- [What needs to be done]
Records follow. Pull out every line that contains "count".

*** Opening of Data in this exercise ***

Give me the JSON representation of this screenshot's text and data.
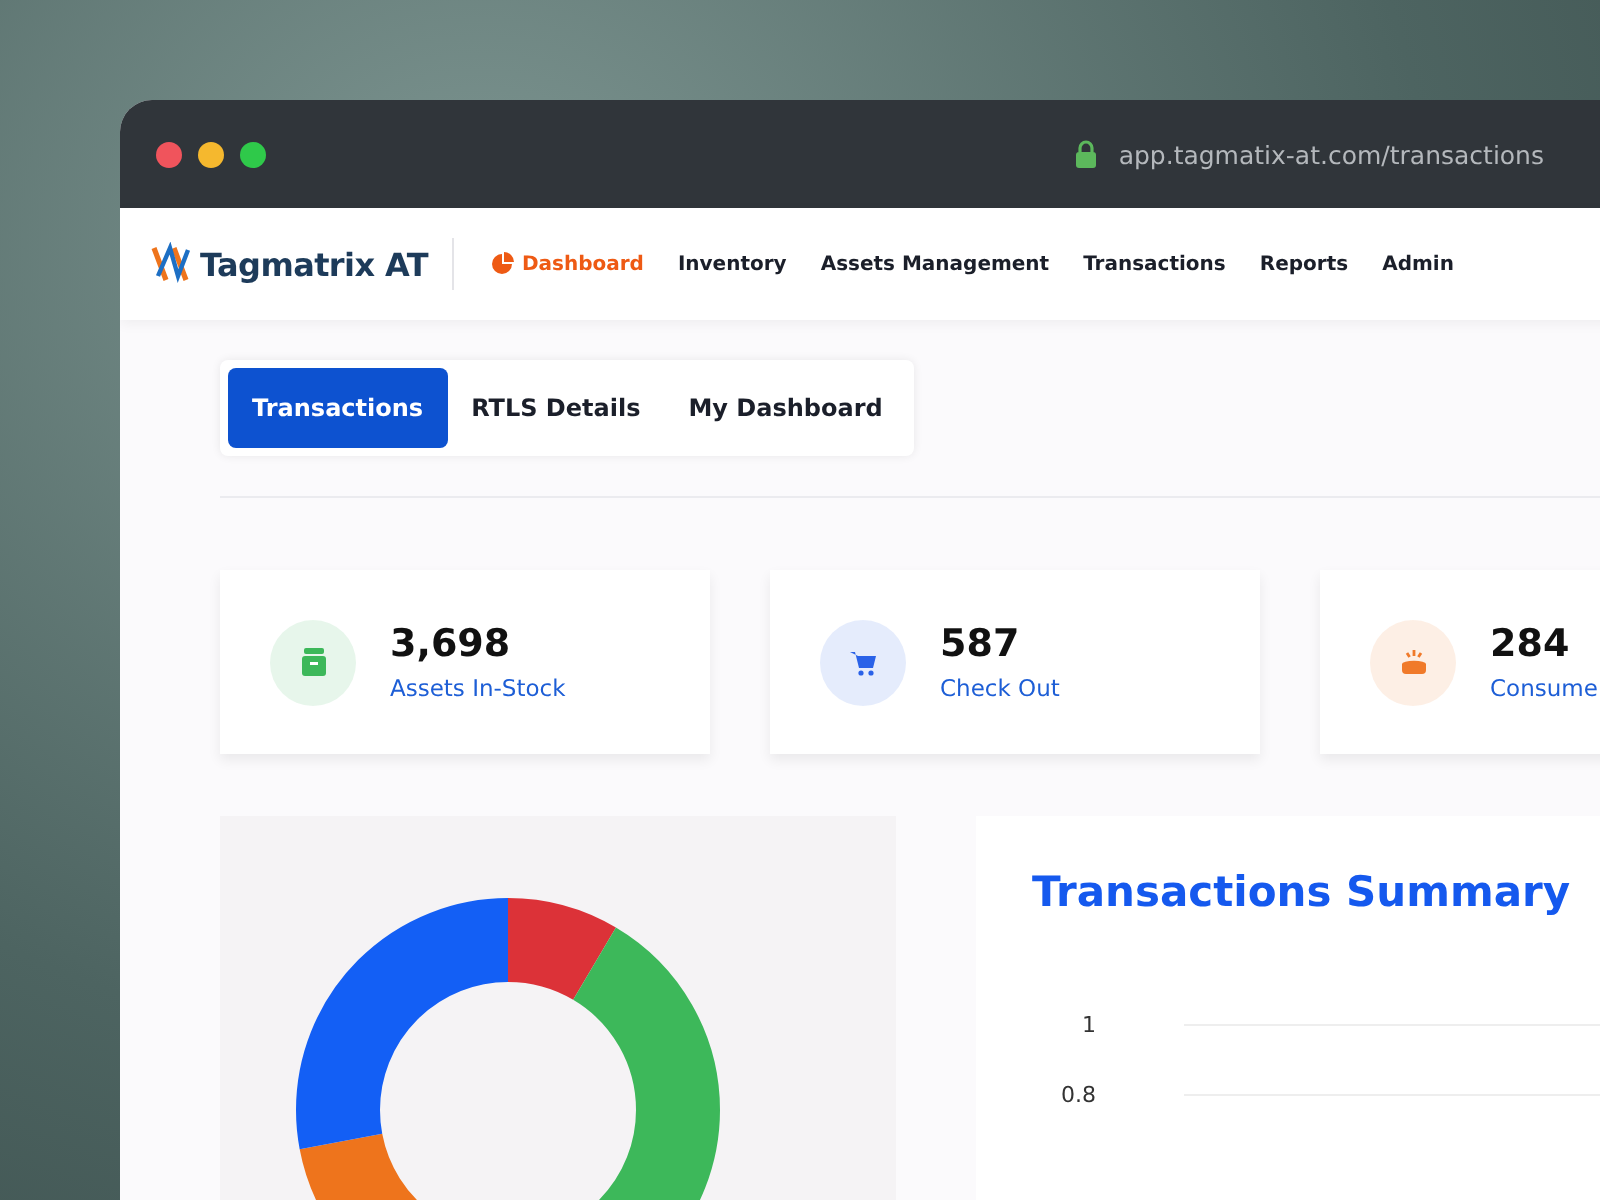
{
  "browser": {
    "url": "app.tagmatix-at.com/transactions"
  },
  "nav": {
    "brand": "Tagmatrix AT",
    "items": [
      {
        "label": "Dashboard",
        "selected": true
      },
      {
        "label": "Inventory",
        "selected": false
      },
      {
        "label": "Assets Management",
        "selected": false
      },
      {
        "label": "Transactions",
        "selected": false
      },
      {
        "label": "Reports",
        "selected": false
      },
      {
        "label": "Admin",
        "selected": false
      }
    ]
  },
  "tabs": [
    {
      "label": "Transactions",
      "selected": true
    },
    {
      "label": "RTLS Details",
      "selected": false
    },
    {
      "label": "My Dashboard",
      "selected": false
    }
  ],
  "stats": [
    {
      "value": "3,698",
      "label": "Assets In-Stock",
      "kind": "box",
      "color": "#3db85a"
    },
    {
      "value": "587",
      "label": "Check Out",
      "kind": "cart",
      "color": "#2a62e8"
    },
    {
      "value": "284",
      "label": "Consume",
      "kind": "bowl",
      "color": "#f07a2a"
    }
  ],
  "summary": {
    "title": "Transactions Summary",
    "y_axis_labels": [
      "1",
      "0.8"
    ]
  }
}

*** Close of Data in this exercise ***
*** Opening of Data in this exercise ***

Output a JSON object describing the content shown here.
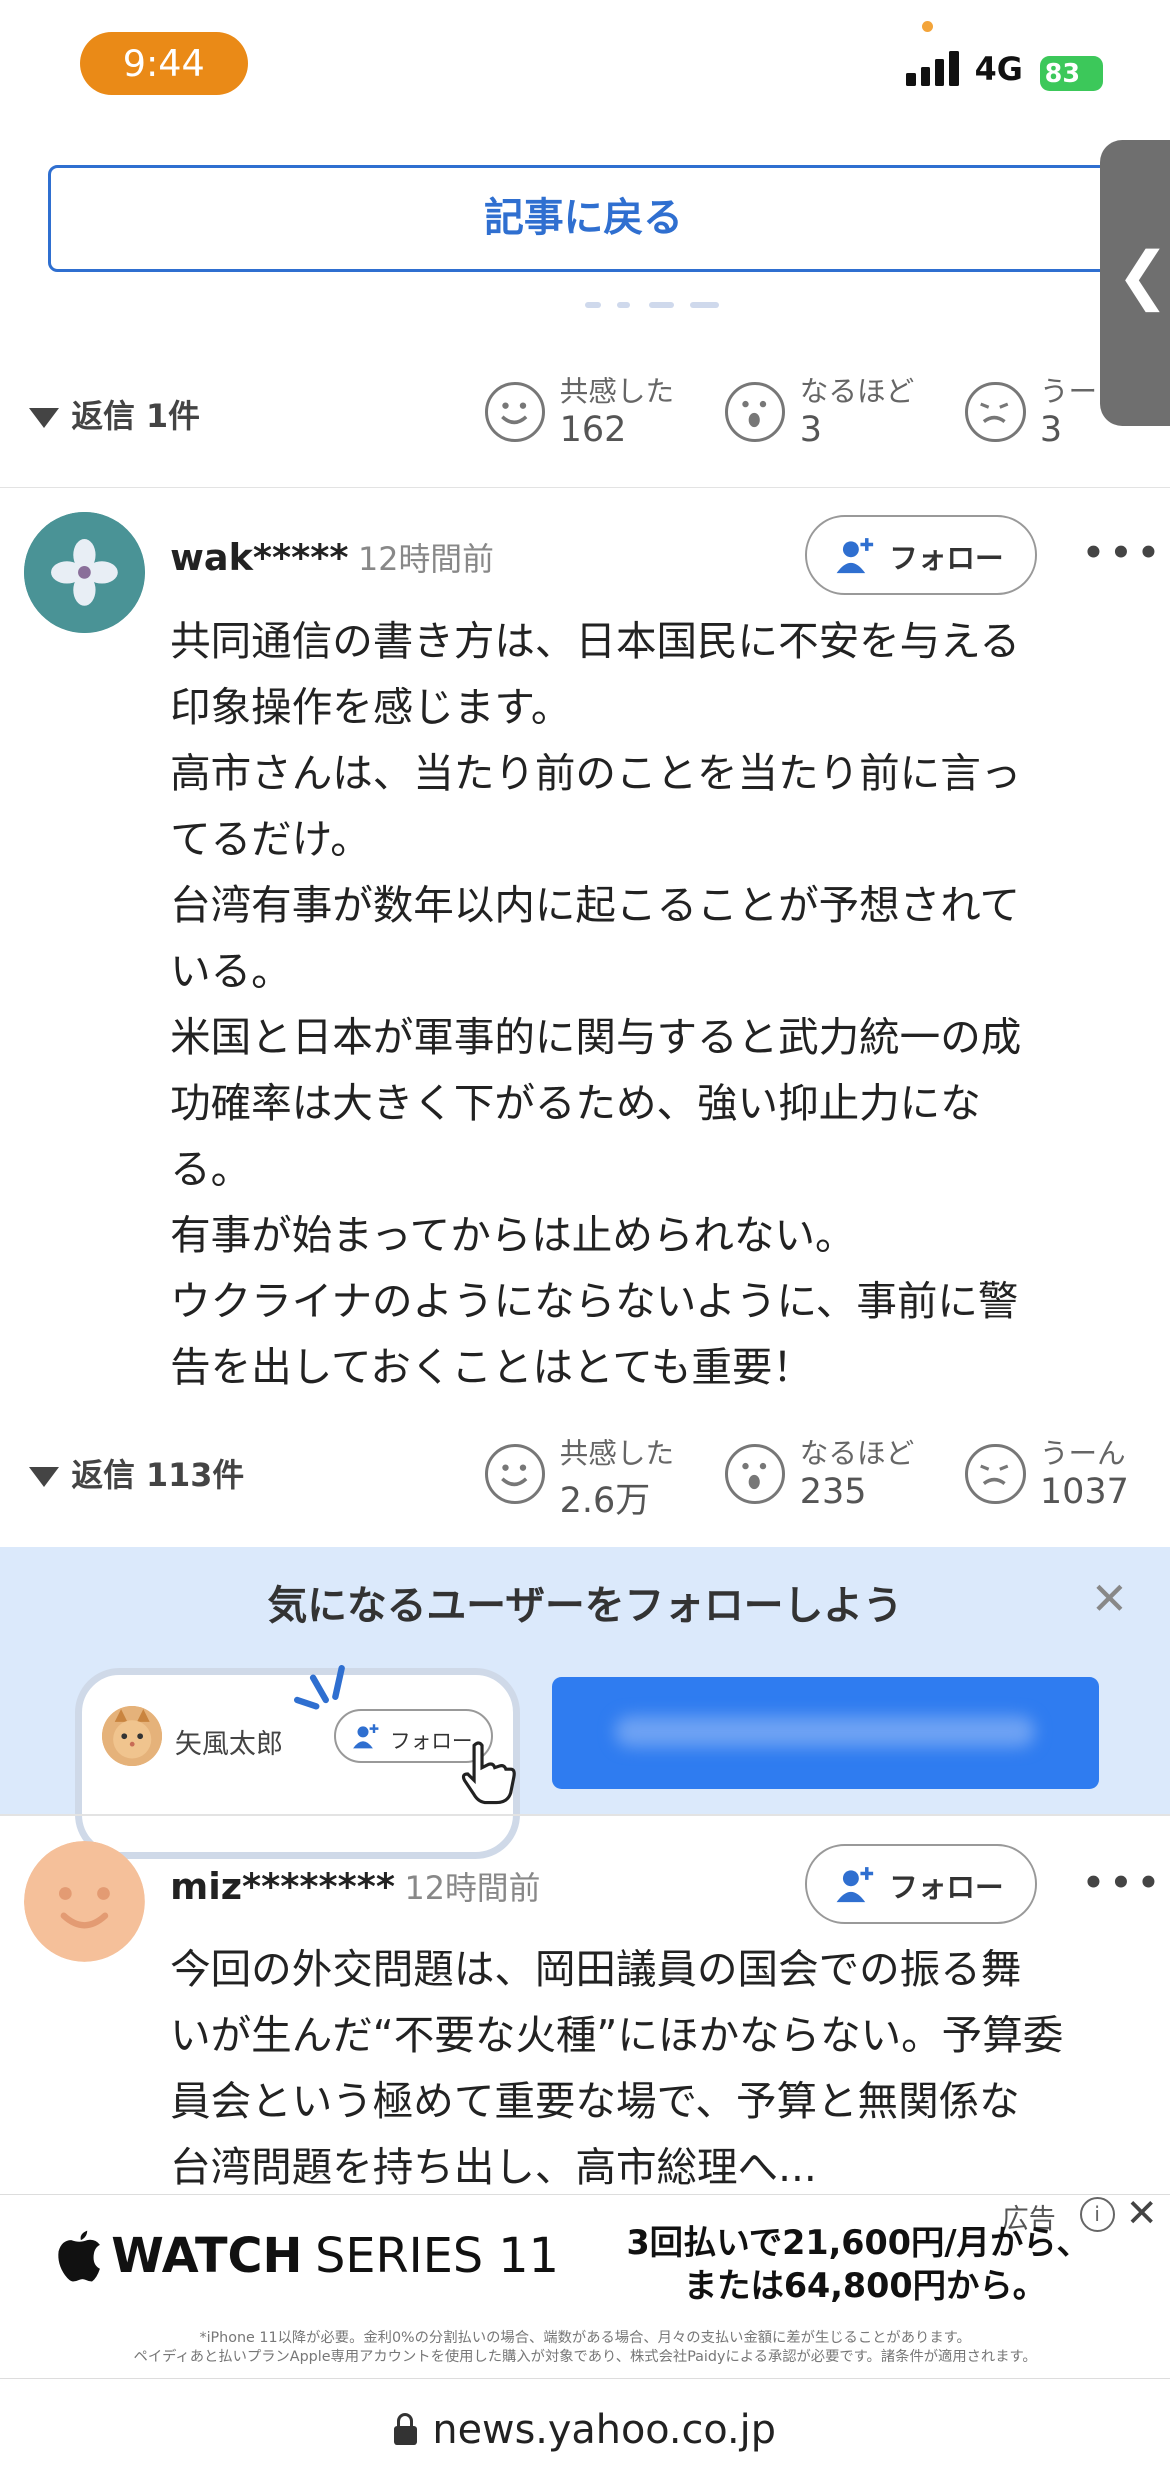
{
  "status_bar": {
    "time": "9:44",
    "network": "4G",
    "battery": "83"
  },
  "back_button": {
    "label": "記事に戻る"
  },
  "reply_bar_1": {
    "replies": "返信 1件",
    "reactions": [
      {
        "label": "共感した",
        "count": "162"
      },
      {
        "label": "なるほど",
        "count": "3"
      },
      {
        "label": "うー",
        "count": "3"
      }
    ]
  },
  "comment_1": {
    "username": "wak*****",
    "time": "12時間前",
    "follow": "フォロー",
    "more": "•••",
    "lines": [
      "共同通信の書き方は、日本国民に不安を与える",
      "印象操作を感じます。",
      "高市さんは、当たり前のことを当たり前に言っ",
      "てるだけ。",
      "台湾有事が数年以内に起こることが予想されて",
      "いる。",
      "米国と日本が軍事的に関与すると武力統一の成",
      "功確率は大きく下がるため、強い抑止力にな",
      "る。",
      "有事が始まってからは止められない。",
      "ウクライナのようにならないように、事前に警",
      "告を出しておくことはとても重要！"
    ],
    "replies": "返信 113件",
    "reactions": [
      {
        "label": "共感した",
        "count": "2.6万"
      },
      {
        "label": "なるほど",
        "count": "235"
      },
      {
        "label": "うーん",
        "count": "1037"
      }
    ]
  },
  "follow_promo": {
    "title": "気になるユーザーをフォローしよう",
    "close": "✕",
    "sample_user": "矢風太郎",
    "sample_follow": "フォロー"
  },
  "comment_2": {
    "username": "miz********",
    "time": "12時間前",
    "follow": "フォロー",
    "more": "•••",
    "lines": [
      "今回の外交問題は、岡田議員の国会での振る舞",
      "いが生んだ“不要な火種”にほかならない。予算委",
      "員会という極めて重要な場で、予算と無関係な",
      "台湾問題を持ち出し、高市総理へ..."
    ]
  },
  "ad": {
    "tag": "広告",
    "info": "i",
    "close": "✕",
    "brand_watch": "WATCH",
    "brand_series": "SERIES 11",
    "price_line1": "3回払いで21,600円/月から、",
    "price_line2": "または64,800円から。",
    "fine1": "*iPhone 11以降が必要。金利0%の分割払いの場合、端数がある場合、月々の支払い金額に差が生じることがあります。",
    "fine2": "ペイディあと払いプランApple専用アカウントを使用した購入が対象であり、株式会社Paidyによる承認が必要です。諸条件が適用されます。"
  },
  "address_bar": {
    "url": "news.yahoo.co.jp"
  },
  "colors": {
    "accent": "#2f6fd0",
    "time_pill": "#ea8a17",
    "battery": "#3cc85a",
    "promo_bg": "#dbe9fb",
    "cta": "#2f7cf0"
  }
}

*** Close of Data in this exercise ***

- [Task response]
        "count": "162"
        "count": "3"
        "count": "3"
        "count": "2.6万"
        "count": "235"
        "count": "1037"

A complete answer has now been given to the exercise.